╔══

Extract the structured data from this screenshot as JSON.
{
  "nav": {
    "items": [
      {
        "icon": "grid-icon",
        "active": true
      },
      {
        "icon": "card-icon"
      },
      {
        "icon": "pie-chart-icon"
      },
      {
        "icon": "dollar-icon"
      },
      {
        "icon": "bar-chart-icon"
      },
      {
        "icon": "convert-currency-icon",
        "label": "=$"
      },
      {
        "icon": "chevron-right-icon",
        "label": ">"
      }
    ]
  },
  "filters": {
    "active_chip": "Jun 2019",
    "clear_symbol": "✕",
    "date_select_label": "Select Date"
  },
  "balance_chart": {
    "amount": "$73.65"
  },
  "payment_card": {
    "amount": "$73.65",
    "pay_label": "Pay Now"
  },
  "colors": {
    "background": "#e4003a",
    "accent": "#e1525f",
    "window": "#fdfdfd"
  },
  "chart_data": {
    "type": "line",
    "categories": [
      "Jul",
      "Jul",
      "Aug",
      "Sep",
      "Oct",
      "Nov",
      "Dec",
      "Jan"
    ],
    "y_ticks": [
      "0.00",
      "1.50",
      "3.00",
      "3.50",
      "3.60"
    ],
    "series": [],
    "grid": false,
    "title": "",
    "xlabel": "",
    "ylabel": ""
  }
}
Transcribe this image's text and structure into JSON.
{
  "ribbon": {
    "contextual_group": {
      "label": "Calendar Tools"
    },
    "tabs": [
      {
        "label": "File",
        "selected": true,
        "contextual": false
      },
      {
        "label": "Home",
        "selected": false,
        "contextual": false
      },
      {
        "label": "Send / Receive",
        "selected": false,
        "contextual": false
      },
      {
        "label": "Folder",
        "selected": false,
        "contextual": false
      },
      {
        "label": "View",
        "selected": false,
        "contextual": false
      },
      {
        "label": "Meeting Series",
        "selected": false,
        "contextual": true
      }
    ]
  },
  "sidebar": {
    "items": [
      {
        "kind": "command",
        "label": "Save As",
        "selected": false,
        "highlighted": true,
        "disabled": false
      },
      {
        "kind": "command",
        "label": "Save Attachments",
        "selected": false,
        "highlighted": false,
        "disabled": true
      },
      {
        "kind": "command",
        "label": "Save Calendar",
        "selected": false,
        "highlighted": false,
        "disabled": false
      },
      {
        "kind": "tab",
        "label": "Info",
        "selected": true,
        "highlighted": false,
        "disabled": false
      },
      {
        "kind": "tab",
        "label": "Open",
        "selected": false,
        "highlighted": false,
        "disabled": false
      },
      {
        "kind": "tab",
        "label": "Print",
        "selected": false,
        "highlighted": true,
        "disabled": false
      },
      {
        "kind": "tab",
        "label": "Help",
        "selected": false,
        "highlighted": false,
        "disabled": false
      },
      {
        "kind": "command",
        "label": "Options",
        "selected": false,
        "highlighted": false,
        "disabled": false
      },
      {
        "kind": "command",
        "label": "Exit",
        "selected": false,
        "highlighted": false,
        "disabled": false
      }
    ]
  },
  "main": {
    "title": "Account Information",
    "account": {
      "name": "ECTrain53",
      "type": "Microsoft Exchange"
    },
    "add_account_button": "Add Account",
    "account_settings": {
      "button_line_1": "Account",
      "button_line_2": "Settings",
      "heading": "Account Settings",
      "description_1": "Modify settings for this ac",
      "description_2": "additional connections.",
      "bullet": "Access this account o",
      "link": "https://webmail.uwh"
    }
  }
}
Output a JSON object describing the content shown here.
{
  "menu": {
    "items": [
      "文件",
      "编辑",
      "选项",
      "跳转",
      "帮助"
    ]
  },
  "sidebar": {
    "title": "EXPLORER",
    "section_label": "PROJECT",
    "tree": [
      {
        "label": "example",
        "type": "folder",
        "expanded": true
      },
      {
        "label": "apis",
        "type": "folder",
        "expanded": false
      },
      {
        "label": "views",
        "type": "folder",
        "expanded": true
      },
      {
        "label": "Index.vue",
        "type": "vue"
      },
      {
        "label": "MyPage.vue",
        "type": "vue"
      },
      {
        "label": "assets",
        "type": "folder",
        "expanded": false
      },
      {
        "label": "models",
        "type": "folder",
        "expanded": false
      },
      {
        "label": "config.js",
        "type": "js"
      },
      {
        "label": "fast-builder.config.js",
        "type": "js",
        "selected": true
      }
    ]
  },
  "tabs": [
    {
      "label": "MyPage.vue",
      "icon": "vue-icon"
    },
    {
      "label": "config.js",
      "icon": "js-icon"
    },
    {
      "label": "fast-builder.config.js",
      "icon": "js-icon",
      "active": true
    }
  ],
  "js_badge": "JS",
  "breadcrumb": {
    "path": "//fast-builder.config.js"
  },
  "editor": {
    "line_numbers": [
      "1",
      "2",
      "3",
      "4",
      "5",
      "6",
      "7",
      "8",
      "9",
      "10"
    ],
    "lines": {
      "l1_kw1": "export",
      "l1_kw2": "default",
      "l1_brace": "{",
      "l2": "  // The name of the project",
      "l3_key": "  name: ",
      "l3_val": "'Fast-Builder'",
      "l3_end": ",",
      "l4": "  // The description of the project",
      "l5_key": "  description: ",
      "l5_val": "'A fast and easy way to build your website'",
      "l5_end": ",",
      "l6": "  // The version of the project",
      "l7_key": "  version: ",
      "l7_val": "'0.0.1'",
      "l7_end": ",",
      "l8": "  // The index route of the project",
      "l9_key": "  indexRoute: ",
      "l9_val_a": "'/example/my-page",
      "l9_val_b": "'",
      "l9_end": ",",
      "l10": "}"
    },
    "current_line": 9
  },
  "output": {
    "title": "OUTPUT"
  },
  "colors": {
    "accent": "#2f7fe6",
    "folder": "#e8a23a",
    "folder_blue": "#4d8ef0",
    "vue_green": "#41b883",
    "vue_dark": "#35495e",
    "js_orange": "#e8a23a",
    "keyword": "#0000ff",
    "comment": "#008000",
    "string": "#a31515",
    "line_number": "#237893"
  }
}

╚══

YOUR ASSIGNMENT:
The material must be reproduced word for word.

ANSWER TO THE EXERCISE:
Extract the structured data from this screenshot as JSON.
{
  "nav": {
    "items": [
      {
        "icon": "grid-icon",
        "active": true
      },
      {
        "icon": "card-icon"
      },
      {
        "icon": "pie-chart-icon"
      },
      {
        "icon": "dollar-icon"
      },
      {
        "icon": "bar-chart-icon"
      },
      {
        "icon": "convert-currency-icon",
        "label": "=$"
      },
      {
        "icon": "chevron-right-icon",
        "label": ">"
      }
    ]
  },
  "filters": {
    "active_chip": "Jun 2019",
    "clear_symbol": "✕",
    "date_select_label": "Select Date"
  },
  "balance_chart": {
    "amount": "$73.65"
  },
  "payment_card": {
    "amount": "$73.65",
    "pay_label": "Pay Now"
  },
  "colors": {
    "background": "#e4003a",
    "accent": "#e1525f",
    "window": "#fdfdfd"
  },
  "chart_data": {
    "type": "line",
    "categories": [
      "Jul",
      "Jul",
      "Aug",
      "Sep",
      "Oct",
      "Nov",
      "Dec",
      "Jan"
    ],
    "y_ticks": [
      "0.00",
      "1.50",
      "3.00",
      "3.50",
      "3.60"
    ],
    "series": [],
    "grid": false,
    "title": "",
    "xlabel": "",
    "ylabel": ""
  }
}
Transcribe this image's text and structure into JSON.
{
  "ribbon": {
    "contextual_group": {
      "label": "Calendar Tools"
    },
    "tabs": [
      {
        "label": "File",
        "selected": true,
        "contextual": false
      },
      {
        "label": "Home",
        "selected": false,
        "contextual": false
      },
      {
        "label": "Send / Receive",
        "selected": false,
        "contextual": false
      },
      {
        "label": "Folder",
        "selected": false,
        "contextual": false
      },
      {
        "label": "View",
        "selected": false,
        "contextual": false
      },
      {
        "label": "Meeting Series",
        "selected": false,
        "contextual": true
      }
    ]
  },
  "sidebar": {
    "items": [
      {
        "kind": "command",
        "label": "Save As",
        "selected": false,
        "highlighted": true,
        "disabled": false
      },
      {
        "kind": "command",
        "label": "Save Attachments",
        "selected": false,
        "highlighted": false,
        "disabled": true
      },
      {
        "kind": "command",
        "label": "Save Calendar",
        "selected": false,
        "highlighted": false,
        "disabled": false
      },
      {
        "kind": "tab",
        "label": "Info",
        "selected": true,
        "highlighted": false,
        "disabled": false
      },
      {
        "kind": "tab",
        "label": "Open",
        "selected": false,
        "highlighted": false,
        "disabled": false
      },
      {
        "kind": "tab",
        "label": "Print",
        "selected": false,
        "highlighted": true,
        "disabled": false
      },
      {
        "kind": "tab",
        "label": "Help",
        "selected": false,
        "highlighted": false,
        "disabled": false
      },
      {
        "kind": "command",
        "label": "Options",
        "selected": false,
        "highlighted": false,
        "disabled": false
      },
      {
        "kind": "command",
        "label": "Exit",
        "selected": false,
        "highlighted": false,
        "disabled": false
      }
    ]
  },
  "main": {
    "title": "Account Information",
    "account": {
      "name": "ECTrain53",
      "type": "Microsoft Exchange"
    },
    "add_account_button": "Add Account",
    "account_settings": {
      "button_line_1": "Account",
      "button_line_2": "Settings",
      "heading": "Account Settings",
      "description_1": "Modify settings for this ac",
      "description_2": "additional connections.",
      "bullet": "Access this account o",
      "link": "https://webmail.uwh"
    }
  }
}
Output a JSON object describing the content shown here.
{
  "menu": {
    "items": [
      "文件",
      "编辑",
      "选项",
      "跳转",
      "帮助"
    ]
  },
  "sidebar": {
    "title": "EXPLORER",
    "section_label": "PROJECT",
    "tree": [
      {
        "label": "example",
        "type": "folder",
        "expanded": true
      },
      {
        "label": "apis",
        "type": "folder",
        "expanded": false
      },
      {
        "label": "views",
        "type": "folder",
        "expanded": true
      },
      {
        "label": "Index.vue",
        "type": "vue"
      },
      {
        "label": "MyPage.vue",
        "type": "vue"
      },
      {
        "label": "assets",
        "type": "folder",
        "expanded": false
      },
      {
        "label": "models",
        "type": "folder",
        "expanded": false
      },
      {
        "label": "config.js",
        "type": "js"
      },
      {
        "label": "fast-builder.config.js",
        "type": "js",
        "selected": true
      }
    ]
  },
  "tabs": [
    {
      "label": "MyPage.vue",
      "icon": "vue-icon"
    },
    {
      "label": "config.js",
      "icon": "js-icon"
    },
    {
      "label": "fast-builder.config.js",
      "icon": "js-icon",
      "active": true
    }
  ],
  "js_badge": "JS",
  "breadcrumb": {
    "path": "//fast-builder.config.js"
  },
  "editor": {
    "line_numbers": [
      "1",
      "2",
      "3",
      "4",
      "5",
      "6",
      "7",
      "8",
      "9",
      "10"
    ],
    "lines": {
      "l1_kw1": "export",
      "l1_kw2": "default",
      "l1_brace": "{",
      "l2": "  // The name of the project",
      "l3_key": "  name: ",
      "l3_val": "'Fast-Builder'",
      "l3_end": ",",
      "l4": "  // The description of the project",
      "l5_key": "  description: ",
      "l5_val": "'A fast and easy way to build your website'",
      "l5_end": ",",
      "l6": "  // The version of the project",
      "l7_key": "  version: ",
      "l7_val": "'0.0.1'",
      "l7_end": ",",
      "l8": "  // The index route of the project",
      "l9_key": "  indexRoute: ",
      "l9_val_a": "'/example/my-page",
      "l9_val_b": "'",
      "l9_end": ",",
      "l10": "}"
    },
    "current_line": 9
  },
  "output": {
    "title": "OUTPUT"
  },
  "colors": {
    "accent": "#2f7fe6",
    "folder": "#e8a23a",
    "folder_blue": "#4d8ef0",
    "vue_green": "#41b883",
    "vue_dark": "#35495e",
    "js_orange": "#e8a23a",
    "keyword": "#0000ff",
    "comment": "#008000",
    "string": "#a31515",
    "line_number": "#237893"
  }
}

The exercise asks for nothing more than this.